The first and only witness of day one was Conrad Bletzer Jr. who represented Doe in the disciplinary hearings. Citing scope, Casper blocked several of Doe’s questions for Bletzer pertaining to the process behind the disciplinary hearings and Doe’s alternate culprit defense. Only after Doe’s lawyers rephrased the questions to ask about the content of the hearings did the testimony proceed.
As the first day came to an end, BC’s lawyers suggested that the testimony of Hugh Curran—an attorney at Bletzer’s firm and Doe’s lawyer for the criminal proceedings—be barred, saying that his testimony could not fall within the narrowly-defined scope of the case. Although Warren said that Curran’s testimony would demonstrate that the criminal charges were informally dismissed early on, Casper ultimately granted BC’s motion to exclude the testimony on Tuesday morning.
Bletzer’s testimony, which resumed on Tuesday morning, largely recounted the testimonies of “Betsy”—AB’s friend who was present at the time of the assault—and JK on the second day of the disciplinary hearing. According to Bletzer, Betsy testified in the hearing that she did not see the alleged sexual assault and that three or four people stood between AB and Doe at the time of the sexual assault.
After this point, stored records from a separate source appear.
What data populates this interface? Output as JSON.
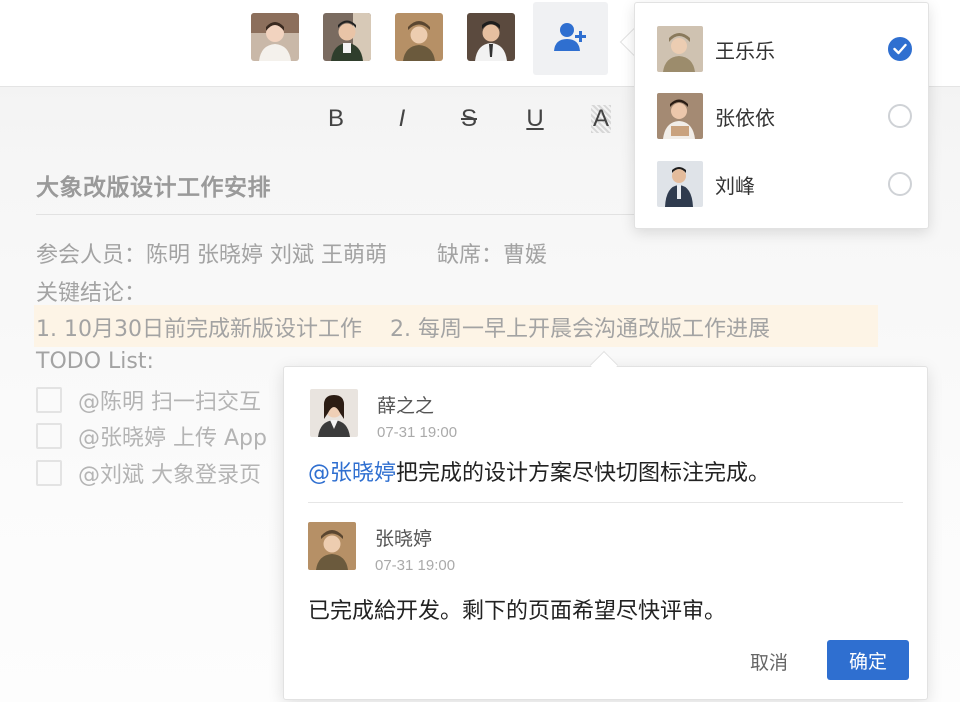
{
  "avatar_bar": {
    "members": [
      {
        "id": "avatar-woman-apron"
      },
      {
        "id": "avatar-barista"
      },
      {
        "id": "avatar-worker-cap"
      },
      {
        "id": "avatar-man-suit"
      }
    ],
    "add_icon": "user-plus-icon"
  },
  "toolbar": {
    "bold": "B",
    "italic": "I",
    "strike": "S",
    "underline": "U",
    "color": "A"
  },
  "document": {
    "title": "大象改版设计工作安排",
    "attendees_label": "参会人员：陈明 张晓婷 刘斌 王萌萌",
    "absent_label": "缺席：曹媛",
    "conclusion_label": "关键结论：",
    "conclusion_item1": "1. 10月30日前完成新版设计工作",
    "conclusion_item2": "2. 每周一早上开晨会沟通改版工作进展",
    "todo_title": "TODO List:",
    "todos": [
      {
        "text": "@陈明 扫一扫交互"
      },
      {
        "text": "@张晓婷 上传 App"
      },
      {
        "text": "@刘斌 大象登录页"
      }
    ]
  },
  "member_picker": {
    "members": [
      {
        "name": "王乐乐",
        "checked": true
      },
      {
        "name": "张依依",
        "checked": false
      },
      {
        "name": "刘峰",
        "checked": false
      }
    ]
  },
  "comments": {
    "items": [
      {
        "author": "薛之之",
        "time": "07-31 19:00",
        "mention": "@张晓婷",
        "text": "把完成的设计方案尽快切图标注完成。"
      },
      {
        "author": "张晓婷",
        "time": "07-31 19:00",
        "mention": "",
        "text": "已完成給开发。剩下的页面希望尽快评审。"
      }
    ],
    "cancel_label": "取消",
    "confirm_label": "确定"
  },
  "colors": {
    "accent": "#2f6fd0",
    "highlight": "#fdf4e6"
  }
}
JK testified that he was not next to Doe at the time of the assault and denied that he said, “Sorry dude, my bad,” or that he had assaulted AB, according to Bletzer. JK also claimed that while had been drinking the night of the cruise, he had lied to Doe when he claimed to have no recollection of that night, Bletzer said.
BC’s lawyers objected to Bletzer’s description of the questioning of JK—he had said they were “softball” questions—and at the mention of Phil Tracey—a lawyer referred to JK by BC—who had advised his client during the hearing.
In her final statement, AB told the Administrative Hearing Board that nobody would be safe on campus if the University did not expel Doe, Bletzer said.
Bletzer recalled that the Administrative Hearing Board did not call Doe’s private investigator to testify, nor did the panel grant Doe’s request to wait for additional evidence. BC’s lawyers successfully objected to his attempts to describe the reasoning for both decisions.
Doe’s lawyers finished the line of questioning by asking Bletzer to recall Doe’s final statement at the hearing. Doe emphasized both his sobriety that night, the alternate culprit defense, and repeated his request to wait for more evidence, according to Bletzer.
During the cross-examination, BC’s lawyers questioned Bletzer on his work for Doe, including how much Doe had paid him for his work. Although Doe’s lawyer objected, Casper overruled their motion—Bletzer could not remember, but BC’s lawyers suggested it had been about $30,000. BC’s lawyers went on to poke at Bletzer’s credibility by asking if he had testified to advocate for Doe, which Bletzer denied.
They also asked him if there was a recording or transcript of the disciplinary hearing and if he had any personal knowledge of interactions between the Dean of Students Office and the Board—Bletzer said no on both counts.
Featured Image by Colleen Martin / Heights Editor